→ **Task details**:
Each line of the data must be reproduced as it appears.

---- Exercise inputs

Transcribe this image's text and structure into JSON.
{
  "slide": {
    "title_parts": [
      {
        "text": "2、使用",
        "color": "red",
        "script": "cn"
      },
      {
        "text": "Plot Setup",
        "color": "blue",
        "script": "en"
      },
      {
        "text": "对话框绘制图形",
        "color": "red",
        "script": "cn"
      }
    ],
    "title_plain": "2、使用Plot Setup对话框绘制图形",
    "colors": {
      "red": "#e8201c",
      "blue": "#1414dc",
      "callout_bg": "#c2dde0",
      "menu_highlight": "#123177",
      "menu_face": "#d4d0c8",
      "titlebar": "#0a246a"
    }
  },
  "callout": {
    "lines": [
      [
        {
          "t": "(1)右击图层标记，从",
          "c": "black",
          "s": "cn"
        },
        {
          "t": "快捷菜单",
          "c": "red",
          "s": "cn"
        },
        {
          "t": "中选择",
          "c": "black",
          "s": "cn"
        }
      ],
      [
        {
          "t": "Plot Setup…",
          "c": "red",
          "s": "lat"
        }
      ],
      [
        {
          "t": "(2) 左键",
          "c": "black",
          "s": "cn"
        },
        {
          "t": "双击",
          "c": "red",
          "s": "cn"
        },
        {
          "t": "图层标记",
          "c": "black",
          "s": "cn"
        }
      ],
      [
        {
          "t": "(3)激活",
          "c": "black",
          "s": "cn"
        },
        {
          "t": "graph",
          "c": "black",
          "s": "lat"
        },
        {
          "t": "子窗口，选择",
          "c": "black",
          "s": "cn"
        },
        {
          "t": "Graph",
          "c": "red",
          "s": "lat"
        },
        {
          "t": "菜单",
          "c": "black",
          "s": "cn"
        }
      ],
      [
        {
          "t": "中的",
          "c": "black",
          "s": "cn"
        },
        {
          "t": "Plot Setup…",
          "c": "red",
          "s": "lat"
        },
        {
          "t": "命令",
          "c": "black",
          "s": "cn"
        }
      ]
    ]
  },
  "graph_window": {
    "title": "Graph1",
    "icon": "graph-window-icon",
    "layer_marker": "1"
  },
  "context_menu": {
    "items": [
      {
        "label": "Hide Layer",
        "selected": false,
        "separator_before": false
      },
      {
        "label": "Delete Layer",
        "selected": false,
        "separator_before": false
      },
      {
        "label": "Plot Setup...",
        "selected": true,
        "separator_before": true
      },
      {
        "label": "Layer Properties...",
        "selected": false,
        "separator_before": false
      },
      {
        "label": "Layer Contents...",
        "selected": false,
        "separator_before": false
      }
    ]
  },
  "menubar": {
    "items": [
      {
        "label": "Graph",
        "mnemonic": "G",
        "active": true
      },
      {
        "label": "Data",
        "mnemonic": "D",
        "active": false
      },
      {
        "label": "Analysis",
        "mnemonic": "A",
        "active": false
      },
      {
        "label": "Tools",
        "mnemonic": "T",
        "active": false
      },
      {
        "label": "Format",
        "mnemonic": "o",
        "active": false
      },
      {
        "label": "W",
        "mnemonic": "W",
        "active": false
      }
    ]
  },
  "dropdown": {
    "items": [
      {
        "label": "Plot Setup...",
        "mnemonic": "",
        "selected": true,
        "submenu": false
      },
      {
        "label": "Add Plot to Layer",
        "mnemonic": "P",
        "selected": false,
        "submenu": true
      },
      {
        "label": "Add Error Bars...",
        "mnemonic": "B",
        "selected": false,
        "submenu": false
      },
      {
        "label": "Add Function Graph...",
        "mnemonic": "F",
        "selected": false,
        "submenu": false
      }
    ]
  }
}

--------

→ **Exercise answer**:
Transcribe this image's text and structure into JSON.
{
  "slide": {
    "title_parts": [
      {
        "text": "2、使用",
        "color": "red",
        "script": "cn"
      },
      {
        "text": "Plot Setup",
        "color": "blue",
        "script": "en"
      },
      {
        "text": "对话框绘制图形",
        "color": "red",
        "script": "cn"
      }
    ],
    "title_plain": "2、使用Plot Setup对话框绘制图形",
    "colors": {
      "red": "#e8201c",
      "blue": "#1414dc",
      "callout_bg": "#c2dde0",
      "menu_highlight": "#123177",
      "menu_face": "#d4d0c8",
      "titlebar": "#0a246a"
    }
  },
  "callout": {
    "lines": [
      [
        {
          "t": "(1)右击图层标记，从",
          "c": "black",
          "s": "cn"
        },
        {
          "t": "快捷菜单",
          "c": "red",
          "s": "cn"
        },
        {
          "t": "中选择",
          "c": "black",
          "s": "cn"
        }
      ],
      [
        {
          "t": "Plot Setup…",
          "c": "red",
          "s": "lat"
        }
      ],
      [
        {
          "t": "(2) 左键",
          "c": "black",
          "s": "cn"
        },
        {
          "t": "双击",
          "c": "red",
          "s": "cn"
        },
        {
          "t": "图层标记",
          "c": "black",
          "s": "cn"
        }
      ],
      [
        {
          "t": "(3)激活",
          "c": "black",
          "s": "cn"
        },
        {
          "t": "graph",
          "c": "black",
          "s": "lat"
        },
        {
          "t": "子窗口，选择",
          "c": "black",
          "s": "cn"
        },
        {
          "t": "Graph",
          "c": "red",
          "s": "lat"
        },
        {
          "t": "菜单",
          "c": "black",
          "s": "cn"
        }
      ],
      [
        {
          "t": "中的",
          "c": "black",
          "s": "cn"
        },
        {
          "t": "Plot Setup…",
          "c": "red",
          "s": "lat"
        },
        {
          "t": "命令",
          "c": "black",
          "s": "cn"
        }
      ]
    ]
  },
  "graph_window": {
    "title": "Graph1",
    "icon": "graph-window-icon",
    "layer_marker": "1"
  },
  "context_menu": {
    "items": [
      {
        "label": "Hide Layer",
        "selected": false,
        "separator_before": false
      },
      {
        "label": "Delete Layer",
        "selected": false,
        "separator_before": false
      },
      {
        "label": "Plot Setup...",
        "selected": true,
        "separator_before": true
      },
      {
        "label": "Layer Properties...",
        "selected": false,
        "separator_before": false
      },
      {
        "label": "Layer Contents...",
        "selected": false,
        "separator_before": false
      }
    ]
  },
  "menubar": {
    "items": [
      {
        "label": "Graph",
        "mnemonic": "G",
        "active": true
      },
      {
        "label": "Data",
        "mnemonic": "D",
        "active": false
      },
      {
        "label": "Analysis",
        "mnemonic": "A",
        "active": false
      },
      {
        "label": "Tools",
        "mnemonic": "T",
        "active": false
      },
      {
        "label": "Format",
        "mnemonic": "o",
        "active": false
      },
      {
        "label": "W",
        "mnemonic": "W",
        "active": false
      }
    ]
  },
  "dropdown": {
    "items": [
      {
        "label": "Plot Setup...",
        "mnemonic": "",
        "selected": true,
        "submenu": false
      },
      {
        "label": "Add Plot to Layer",
        "mnemonic": "P",
        "selected": false,
        "submenu": true
      },
      {
        "label": "Add Error Bars...",
        "mnemonic": "B",
        "selected": false,
        "submenu": false
      },
      {
        "label": "Add Function Graph...",
        "mnemonic": "F",
        "selected": false,
        "submenu": false
      }
    ]
  }
}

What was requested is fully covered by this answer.